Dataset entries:

⁂

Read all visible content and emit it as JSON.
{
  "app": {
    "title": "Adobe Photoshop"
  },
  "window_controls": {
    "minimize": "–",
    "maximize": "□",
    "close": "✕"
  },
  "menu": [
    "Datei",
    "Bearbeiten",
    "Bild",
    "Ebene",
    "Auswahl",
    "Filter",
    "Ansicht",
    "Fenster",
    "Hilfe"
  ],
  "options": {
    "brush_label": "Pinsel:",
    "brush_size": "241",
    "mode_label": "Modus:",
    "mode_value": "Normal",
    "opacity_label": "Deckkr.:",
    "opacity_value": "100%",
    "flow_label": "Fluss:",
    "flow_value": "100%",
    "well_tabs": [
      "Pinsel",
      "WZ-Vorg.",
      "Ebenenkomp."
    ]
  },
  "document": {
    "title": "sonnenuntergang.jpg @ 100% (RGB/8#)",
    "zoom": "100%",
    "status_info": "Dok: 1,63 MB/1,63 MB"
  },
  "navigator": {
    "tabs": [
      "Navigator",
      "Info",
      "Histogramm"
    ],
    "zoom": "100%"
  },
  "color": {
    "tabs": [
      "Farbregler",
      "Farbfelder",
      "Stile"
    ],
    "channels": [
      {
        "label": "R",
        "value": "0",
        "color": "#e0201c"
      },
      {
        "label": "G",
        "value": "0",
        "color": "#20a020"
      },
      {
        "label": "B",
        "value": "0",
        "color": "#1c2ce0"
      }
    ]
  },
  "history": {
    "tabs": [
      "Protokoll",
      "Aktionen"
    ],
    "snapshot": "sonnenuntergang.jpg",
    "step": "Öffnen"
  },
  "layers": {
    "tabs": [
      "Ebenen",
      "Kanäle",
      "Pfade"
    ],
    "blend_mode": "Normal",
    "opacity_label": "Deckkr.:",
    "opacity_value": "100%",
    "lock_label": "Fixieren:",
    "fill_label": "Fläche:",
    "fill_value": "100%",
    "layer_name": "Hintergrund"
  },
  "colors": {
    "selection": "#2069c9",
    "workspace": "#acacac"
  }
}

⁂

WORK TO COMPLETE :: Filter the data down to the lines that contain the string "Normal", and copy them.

WRITTEN REPLY ::
    "mode_value": "Normal",
    "blend_mode": "Normal",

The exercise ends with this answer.